There is so much packed into this article (h/t) that I hardly know where to start. When in doubt, bring in the bullet points.
- “The NCAA is considering banning satellite football camps and replacing them next spring with camps it would sponsor at NFL training centers and high schools.”
- “If the NCAA doesn’t ban the current camps, documents indicate it is likely to set a 10-day window for coaches to attend camps. The current window is 30 days.”
- “The NCAA would mandate counseling on recruiting and academics at its satellite camps, and is considering compensating low-income athletes for the cost of traveling to the camps.”
- “The NCAA Council banned satellite camps earlier this spring. But just weeks later, the ban was overturned by the NCAA Board, composed largely of college presidents. The short-lived ban drew the attention of the Justice Department, which was preparing to investigate because it was concerned the ban might discriminate against players from low-income families who could not afford to travel to camps on campus sites far from their homes.

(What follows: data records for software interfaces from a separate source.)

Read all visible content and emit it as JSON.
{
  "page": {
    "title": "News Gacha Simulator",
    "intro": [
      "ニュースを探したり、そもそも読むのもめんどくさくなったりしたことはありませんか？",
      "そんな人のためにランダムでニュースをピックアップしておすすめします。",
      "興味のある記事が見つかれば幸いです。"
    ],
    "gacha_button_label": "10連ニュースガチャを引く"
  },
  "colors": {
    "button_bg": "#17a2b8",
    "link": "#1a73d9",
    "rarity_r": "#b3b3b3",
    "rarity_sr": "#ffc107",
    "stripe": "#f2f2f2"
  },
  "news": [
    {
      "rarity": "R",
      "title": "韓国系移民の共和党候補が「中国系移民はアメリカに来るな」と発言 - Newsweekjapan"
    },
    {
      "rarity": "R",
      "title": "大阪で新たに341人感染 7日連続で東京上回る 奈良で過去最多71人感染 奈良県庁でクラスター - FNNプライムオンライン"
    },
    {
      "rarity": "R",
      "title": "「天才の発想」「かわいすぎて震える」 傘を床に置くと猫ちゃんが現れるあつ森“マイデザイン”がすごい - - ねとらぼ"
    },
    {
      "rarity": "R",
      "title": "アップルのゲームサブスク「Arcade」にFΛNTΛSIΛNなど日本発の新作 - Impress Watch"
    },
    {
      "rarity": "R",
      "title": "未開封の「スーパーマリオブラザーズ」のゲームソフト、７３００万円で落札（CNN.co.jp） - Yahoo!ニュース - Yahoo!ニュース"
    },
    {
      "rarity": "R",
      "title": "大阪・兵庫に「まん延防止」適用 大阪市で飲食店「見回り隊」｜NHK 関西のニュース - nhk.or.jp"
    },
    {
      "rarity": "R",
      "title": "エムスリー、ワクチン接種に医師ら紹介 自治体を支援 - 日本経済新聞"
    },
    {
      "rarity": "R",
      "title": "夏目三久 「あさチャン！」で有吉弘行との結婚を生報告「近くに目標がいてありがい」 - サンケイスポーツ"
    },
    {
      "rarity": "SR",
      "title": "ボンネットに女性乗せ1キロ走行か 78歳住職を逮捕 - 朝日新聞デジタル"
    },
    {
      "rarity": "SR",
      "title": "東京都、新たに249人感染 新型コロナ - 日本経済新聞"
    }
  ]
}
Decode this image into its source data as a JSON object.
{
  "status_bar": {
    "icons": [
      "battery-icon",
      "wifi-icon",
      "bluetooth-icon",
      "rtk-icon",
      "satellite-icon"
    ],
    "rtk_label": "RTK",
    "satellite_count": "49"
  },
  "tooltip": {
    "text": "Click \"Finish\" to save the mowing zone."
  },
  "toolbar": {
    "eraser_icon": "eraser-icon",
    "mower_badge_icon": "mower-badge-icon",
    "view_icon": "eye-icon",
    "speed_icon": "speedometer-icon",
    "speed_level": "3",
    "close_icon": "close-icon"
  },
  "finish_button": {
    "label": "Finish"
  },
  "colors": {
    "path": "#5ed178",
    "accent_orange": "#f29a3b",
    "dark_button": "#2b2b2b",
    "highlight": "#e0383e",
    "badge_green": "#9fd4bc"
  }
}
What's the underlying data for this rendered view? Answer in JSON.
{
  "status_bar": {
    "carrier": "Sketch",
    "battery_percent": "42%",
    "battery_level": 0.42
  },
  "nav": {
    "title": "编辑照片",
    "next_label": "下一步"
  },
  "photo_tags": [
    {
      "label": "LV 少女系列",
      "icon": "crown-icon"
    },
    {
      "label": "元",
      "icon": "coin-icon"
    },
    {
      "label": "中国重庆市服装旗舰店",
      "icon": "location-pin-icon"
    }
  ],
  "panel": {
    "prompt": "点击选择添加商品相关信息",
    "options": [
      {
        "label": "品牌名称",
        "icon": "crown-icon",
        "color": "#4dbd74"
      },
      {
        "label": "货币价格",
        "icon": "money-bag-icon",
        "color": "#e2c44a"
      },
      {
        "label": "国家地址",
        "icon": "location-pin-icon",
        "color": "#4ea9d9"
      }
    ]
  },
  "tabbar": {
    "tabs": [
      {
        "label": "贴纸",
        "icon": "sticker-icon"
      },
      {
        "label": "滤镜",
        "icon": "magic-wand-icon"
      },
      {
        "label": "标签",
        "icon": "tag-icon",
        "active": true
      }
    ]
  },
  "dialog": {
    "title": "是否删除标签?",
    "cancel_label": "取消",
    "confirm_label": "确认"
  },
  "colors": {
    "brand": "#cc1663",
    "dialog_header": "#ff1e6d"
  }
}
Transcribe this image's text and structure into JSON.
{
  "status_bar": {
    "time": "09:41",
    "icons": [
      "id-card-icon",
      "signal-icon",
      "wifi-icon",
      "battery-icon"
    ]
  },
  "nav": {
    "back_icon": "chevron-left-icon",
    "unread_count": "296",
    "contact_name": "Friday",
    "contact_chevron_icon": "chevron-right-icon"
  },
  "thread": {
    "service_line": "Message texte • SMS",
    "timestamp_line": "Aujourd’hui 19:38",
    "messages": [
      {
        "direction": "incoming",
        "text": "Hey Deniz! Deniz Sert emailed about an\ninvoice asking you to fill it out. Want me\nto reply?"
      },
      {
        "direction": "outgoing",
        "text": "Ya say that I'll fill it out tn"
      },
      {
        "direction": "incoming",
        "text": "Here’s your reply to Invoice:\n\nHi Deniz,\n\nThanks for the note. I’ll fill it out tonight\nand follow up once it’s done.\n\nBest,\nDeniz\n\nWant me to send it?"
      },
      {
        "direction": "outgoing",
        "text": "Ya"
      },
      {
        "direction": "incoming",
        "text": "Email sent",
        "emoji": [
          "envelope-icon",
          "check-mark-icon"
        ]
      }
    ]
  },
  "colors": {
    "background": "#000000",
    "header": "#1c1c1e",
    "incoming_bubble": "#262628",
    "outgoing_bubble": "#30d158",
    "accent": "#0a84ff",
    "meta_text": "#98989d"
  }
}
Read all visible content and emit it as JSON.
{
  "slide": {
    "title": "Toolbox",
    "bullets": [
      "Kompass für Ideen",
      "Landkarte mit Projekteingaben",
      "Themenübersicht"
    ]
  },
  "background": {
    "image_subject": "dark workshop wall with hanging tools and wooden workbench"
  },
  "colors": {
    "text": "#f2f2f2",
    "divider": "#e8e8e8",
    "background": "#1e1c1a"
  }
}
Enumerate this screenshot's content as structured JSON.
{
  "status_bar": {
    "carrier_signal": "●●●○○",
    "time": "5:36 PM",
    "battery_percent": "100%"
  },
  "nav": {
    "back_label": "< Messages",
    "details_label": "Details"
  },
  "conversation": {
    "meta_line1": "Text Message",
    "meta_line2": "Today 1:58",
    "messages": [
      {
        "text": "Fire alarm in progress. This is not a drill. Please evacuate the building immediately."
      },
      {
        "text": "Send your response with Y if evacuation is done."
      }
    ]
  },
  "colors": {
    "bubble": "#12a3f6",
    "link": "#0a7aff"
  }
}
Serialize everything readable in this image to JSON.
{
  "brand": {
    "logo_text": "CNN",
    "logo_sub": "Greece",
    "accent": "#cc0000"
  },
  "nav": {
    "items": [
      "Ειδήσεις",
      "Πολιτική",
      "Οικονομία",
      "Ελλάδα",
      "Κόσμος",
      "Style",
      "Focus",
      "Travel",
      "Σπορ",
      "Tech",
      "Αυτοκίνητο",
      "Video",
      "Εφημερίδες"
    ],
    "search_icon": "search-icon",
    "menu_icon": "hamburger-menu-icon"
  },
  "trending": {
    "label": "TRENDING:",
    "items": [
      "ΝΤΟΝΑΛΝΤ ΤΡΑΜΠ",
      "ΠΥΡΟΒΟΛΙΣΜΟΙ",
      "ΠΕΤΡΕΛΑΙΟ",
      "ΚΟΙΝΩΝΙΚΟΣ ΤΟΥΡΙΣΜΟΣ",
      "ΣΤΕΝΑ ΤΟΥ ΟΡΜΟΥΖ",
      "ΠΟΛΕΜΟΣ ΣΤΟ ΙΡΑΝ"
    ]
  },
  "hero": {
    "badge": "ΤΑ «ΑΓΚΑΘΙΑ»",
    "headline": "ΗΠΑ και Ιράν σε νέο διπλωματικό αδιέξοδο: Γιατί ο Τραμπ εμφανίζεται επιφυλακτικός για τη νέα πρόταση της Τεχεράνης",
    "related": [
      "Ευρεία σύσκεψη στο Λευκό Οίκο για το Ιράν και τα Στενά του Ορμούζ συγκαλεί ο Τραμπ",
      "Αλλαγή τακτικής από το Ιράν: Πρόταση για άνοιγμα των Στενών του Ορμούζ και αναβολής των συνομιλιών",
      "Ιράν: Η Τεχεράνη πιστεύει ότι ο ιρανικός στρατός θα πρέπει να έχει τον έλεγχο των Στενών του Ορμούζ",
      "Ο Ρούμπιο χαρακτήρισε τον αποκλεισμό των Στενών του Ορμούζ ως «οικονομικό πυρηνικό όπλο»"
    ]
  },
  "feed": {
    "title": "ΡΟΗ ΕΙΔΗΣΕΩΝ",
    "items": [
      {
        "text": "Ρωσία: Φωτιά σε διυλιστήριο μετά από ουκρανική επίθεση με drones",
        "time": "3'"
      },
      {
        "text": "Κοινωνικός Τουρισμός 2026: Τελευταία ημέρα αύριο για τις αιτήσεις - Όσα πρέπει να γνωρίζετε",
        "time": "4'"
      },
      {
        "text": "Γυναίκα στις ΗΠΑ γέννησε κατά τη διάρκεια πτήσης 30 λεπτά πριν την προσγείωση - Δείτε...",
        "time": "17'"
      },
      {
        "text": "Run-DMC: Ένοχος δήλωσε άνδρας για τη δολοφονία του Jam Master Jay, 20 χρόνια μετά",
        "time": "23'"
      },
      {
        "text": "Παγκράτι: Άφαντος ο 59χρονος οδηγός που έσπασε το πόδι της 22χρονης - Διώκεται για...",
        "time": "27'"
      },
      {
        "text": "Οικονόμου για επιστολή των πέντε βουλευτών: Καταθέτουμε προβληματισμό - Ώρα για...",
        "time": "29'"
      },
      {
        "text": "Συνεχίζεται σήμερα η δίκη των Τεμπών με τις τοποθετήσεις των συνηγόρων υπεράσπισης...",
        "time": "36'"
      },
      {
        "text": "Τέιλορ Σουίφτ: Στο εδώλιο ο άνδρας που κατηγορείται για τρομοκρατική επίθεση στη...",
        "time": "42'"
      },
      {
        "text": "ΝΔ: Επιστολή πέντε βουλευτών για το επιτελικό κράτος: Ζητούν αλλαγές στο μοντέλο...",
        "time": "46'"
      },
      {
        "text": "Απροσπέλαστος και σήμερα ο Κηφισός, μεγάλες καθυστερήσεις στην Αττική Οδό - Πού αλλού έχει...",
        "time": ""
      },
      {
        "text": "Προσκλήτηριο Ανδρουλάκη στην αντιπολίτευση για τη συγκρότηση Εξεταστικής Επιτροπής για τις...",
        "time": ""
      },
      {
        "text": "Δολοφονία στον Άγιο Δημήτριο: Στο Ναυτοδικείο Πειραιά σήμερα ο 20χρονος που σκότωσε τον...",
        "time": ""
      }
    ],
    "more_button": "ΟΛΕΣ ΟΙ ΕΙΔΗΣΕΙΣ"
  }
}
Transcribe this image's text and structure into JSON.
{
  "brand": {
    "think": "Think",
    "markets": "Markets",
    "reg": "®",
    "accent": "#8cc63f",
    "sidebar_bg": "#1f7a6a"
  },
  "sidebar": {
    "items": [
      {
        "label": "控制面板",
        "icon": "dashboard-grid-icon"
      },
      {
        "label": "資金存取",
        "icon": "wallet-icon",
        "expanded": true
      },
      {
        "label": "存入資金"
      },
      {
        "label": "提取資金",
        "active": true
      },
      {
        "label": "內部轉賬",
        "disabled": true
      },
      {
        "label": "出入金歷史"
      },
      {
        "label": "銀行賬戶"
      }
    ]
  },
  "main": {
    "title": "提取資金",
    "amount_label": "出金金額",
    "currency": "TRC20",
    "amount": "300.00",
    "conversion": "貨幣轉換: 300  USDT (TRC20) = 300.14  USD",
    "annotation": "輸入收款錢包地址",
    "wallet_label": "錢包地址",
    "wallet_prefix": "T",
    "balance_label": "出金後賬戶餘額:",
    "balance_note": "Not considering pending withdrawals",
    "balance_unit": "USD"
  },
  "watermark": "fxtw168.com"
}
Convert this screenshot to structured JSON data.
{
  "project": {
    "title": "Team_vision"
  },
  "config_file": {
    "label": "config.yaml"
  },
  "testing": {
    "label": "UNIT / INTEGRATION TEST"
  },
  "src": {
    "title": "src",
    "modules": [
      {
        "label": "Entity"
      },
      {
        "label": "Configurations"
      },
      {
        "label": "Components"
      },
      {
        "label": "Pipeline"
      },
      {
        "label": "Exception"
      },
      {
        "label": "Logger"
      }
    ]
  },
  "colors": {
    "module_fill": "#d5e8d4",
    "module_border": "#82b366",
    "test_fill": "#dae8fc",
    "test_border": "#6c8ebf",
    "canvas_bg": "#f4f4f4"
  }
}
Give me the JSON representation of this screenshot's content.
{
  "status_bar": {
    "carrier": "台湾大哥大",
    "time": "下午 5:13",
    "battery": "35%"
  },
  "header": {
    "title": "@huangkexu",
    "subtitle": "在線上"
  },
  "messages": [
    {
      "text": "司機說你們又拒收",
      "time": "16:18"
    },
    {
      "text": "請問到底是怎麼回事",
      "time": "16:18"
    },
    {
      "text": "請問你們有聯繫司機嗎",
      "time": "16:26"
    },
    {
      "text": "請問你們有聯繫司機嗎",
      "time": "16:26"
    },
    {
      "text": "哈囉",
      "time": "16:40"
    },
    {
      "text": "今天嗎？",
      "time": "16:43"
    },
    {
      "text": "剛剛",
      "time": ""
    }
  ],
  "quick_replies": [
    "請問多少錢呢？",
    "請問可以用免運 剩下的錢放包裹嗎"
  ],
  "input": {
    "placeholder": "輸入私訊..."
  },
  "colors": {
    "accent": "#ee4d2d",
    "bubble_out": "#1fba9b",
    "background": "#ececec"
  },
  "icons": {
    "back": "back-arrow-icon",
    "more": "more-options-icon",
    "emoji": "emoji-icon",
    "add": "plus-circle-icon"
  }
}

- “Sources said the Justice Department has been involved in discussions with the NCAA.”
That all comes from a bunch of potential football rules changes discussed at the recent Conference USA spring meetings. (Copies of the proposals were obtained from ODU by The Virginian-Pilot under the Freedom of Information Act.)
The NFL on one side and Uncle Sam on the other. Nice can of worms you opened there, Jim Harbaugh.
And that’s just on the satellite camp front. Check out some of the other topics up for discussion:
High school football players who are rising seniors might be able to sign binding letters of intent after July 31. This would eliminate the early February signing day. If this rule takes effect, there is a proposed provision allowing players who have signed with a school to be released without penalty if the head coach leaves.
… The practice of enrolling high school players in January, before their scheduled high school graduations, might be banned or limited. Big 12 commissioner Bob Bowlsby has questioned the practice of enrolling players early.
Schools might be held responsible for all players they sign, not just those who qualify academically. College football programs don’t lose a scholarship or get penalized under NCAA academic ratings when a high school player they’ve signed fails to qualify academically. Forcing schools to count all signees against their scholarship limit of 85 would discourage them from signing players they know are unlikely to qualify. That would give those athletes an earlier chance to sign with a Division II school.
They ought to call that last one the Houston Nutt rule. Taken together, those would radically restructure the recruiting process. Which is why I can’t imagine most P5 coaches would be in favor of them.
If other mid-major conferences get behind this, it could get interesting.